Top of RECORD EXCERPTS

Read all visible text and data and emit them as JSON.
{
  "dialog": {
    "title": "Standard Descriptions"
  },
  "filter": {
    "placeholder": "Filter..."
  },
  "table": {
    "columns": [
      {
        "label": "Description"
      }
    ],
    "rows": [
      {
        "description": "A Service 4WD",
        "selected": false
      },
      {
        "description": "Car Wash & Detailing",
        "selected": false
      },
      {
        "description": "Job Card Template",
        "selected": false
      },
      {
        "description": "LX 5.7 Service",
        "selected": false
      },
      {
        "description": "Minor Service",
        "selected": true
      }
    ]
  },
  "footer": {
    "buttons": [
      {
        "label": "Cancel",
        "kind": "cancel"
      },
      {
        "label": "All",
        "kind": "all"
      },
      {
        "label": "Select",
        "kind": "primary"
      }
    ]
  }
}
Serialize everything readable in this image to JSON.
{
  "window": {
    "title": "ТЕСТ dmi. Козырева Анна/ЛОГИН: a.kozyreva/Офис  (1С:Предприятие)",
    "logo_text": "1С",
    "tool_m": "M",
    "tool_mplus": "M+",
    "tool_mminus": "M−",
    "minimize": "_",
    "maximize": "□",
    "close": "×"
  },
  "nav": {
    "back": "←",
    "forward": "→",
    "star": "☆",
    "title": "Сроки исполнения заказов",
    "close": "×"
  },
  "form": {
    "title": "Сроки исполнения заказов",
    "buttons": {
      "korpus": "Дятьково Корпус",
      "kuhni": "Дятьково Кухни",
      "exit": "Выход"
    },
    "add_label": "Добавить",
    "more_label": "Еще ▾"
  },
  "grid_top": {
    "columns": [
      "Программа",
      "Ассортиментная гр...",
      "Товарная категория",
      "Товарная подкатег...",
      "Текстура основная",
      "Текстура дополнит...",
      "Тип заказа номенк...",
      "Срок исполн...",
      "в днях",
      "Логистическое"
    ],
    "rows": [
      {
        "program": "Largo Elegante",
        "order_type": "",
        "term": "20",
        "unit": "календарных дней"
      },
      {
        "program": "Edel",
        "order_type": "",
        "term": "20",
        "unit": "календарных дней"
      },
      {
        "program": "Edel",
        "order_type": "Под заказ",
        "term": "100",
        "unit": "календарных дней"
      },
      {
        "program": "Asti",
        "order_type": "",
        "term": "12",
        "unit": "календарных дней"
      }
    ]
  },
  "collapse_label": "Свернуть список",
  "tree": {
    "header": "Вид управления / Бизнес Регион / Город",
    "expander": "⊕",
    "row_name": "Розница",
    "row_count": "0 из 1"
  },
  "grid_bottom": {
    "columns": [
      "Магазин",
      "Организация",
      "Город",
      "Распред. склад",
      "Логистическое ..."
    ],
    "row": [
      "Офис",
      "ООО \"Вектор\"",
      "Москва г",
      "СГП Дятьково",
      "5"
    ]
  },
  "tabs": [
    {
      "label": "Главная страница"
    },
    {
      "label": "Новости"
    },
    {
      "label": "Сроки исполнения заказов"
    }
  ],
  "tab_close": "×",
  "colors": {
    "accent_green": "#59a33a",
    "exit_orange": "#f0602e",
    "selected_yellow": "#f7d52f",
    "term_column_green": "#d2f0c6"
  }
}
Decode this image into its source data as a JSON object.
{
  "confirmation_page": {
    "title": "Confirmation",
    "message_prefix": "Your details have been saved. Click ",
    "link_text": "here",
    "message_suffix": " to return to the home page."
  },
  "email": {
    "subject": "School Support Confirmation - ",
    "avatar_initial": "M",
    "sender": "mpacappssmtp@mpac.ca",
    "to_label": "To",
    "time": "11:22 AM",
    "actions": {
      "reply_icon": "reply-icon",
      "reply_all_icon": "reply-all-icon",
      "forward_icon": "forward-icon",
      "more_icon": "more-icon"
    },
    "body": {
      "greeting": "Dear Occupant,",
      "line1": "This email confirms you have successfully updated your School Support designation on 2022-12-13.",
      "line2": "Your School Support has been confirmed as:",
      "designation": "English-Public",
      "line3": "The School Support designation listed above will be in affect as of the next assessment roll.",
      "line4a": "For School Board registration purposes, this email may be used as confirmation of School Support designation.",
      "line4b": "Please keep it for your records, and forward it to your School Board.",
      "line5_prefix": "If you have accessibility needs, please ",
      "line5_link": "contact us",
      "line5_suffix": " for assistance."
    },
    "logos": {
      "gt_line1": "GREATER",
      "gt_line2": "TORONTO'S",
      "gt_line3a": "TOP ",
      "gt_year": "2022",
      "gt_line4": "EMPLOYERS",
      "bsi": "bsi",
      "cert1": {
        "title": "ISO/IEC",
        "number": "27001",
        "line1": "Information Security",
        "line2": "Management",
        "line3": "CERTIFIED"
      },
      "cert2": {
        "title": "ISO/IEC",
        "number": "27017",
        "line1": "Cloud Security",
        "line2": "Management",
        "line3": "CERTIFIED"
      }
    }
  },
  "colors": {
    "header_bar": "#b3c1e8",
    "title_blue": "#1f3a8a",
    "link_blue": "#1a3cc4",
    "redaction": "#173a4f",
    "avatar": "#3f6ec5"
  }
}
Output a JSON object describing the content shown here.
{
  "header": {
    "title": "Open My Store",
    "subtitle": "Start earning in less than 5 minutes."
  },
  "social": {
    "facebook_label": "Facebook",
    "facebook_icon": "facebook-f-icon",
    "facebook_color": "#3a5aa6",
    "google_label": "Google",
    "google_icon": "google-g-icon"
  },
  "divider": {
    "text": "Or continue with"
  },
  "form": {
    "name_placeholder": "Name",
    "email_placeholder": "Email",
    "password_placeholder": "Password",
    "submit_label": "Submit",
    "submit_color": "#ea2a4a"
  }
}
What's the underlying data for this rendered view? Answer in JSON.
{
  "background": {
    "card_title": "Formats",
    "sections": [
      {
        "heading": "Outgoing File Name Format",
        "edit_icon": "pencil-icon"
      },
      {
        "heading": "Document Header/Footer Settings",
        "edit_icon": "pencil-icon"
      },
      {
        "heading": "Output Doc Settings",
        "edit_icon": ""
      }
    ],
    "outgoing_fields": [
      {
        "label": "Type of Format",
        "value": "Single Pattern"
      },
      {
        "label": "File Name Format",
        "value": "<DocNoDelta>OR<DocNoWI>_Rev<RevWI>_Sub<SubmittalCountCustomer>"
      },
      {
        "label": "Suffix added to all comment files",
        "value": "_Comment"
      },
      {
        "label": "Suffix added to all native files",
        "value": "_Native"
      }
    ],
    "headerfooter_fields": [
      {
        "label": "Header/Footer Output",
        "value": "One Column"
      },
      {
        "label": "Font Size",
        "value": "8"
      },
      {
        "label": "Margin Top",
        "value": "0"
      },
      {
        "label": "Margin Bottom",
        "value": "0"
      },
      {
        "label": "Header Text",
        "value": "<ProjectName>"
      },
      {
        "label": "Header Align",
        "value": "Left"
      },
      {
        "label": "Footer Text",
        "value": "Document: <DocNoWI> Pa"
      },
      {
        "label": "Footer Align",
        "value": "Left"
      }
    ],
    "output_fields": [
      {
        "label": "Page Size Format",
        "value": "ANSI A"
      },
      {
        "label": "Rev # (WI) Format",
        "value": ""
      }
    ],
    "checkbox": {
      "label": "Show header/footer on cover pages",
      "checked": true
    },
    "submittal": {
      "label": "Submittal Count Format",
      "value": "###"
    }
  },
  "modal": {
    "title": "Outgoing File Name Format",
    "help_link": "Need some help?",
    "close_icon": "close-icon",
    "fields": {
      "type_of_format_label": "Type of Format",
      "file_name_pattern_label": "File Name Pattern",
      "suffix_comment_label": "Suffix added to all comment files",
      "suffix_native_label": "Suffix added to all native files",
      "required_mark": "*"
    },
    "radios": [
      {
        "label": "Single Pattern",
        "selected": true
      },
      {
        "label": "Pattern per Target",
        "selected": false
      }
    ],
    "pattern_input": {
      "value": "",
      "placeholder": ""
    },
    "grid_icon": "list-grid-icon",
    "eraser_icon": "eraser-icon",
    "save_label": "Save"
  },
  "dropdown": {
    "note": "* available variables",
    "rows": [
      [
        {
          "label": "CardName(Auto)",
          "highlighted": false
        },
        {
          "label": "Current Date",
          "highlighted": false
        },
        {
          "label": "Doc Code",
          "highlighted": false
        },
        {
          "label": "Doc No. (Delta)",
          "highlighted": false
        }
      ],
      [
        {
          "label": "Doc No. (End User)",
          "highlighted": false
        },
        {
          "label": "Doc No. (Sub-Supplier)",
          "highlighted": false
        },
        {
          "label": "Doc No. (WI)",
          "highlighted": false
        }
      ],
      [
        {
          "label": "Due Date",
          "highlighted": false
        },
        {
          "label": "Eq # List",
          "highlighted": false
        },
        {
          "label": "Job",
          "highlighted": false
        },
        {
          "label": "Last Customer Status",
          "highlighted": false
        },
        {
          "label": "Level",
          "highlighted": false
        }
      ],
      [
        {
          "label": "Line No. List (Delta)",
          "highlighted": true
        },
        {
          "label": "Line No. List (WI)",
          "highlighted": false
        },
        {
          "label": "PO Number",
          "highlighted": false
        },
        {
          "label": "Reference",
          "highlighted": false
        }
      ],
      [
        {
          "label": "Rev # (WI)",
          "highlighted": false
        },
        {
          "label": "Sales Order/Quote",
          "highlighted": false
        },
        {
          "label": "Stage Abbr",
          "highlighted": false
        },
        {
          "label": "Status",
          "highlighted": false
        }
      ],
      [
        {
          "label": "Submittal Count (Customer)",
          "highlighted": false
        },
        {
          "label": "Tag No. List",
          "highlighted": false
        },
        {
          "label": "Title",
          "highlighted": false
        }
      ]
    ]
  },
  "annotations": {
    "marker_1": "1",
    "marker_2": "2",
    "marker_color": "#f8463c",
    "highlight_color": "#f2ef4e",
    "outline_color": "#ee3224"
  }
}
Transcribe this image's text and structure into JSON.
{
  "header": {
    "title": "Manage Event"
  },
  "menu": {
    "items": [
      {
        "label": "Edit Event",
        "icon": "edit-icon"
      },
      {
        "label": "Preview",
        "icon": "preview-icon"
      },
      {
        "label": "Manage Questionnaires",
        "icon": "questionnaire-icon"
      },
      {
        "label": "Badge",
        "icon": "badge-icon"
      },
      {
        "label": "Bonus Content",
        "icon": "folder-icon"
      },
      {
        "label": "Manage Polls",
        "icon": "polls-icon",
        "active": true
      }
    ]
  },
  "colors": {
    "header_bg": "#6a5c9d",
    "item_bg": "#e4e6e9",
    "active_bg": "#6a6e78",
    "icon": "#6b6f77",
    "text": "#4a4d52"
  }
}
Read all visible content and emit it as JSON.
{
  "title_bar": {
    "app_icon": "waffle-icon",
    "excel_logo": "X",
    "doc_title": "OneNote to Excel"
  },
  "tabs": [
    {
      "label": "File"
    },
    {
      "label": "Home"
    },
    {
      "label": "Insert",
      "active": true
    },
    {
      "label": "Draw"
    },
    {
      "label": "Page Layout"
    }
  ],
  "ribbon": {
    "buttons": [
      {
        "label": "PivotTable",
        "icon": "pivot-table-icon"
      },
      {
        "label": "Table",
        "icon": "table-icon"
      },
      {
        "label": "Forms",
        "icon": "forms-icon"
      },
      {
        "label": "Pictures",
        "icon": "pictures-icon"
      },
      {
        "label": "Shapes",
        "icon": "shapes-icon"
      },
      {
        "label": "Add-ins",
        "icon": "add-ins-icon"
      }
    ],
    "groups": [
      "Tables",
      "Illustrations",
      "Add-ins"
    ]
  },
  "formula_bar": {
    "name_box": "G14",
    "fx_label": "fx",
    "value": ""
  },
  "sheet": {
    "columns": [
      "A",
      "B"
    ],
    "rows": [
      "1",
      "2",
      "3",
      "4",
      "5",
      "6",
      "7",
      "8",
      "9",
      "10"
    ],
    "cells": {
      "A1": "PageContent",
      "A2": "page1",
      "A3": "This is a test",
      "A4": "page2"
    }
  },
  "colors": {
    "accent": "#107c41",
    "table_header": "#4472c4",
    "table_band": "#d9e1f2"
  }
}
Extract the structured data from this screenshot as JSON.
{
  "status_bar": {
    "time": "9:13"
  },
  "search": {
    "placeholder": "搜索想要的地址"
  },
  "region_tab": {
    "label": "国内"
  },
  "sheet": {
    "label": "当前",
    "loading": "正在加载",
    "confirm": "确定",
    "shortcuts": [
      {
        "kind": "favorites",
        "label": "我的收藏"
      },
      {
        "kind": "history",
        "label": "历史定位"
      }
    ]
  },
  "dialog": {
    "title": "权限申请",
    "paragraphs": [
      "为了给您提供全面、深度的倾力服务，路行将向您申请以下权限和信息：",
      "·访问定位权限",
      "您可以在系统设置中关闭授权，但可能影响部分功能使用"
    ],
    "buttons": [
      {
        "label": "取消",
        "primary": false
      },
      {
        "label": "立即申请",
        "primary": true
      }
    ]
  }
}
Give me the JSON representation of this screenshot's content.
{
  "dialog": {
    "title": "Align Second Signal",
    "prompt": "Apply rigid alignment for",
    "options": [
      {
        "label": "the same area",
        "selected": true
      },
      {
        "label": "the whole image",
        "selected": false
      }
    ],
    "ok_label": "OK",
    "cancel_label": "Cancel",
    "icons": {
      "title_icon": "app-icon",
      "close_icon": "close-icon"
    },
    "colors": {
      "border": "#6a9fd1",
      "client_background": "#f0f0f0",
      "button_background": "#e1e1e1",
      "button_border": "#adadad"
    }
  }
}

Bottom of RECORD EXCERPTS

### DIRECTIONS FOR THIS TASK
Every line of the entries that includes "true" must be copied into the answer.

### RESULT BELOW
        "selected": true
      "checked": true
        "selected": true
          "highlighted": true
        "active": true
      "active": true
        "primary": true
        "selected": true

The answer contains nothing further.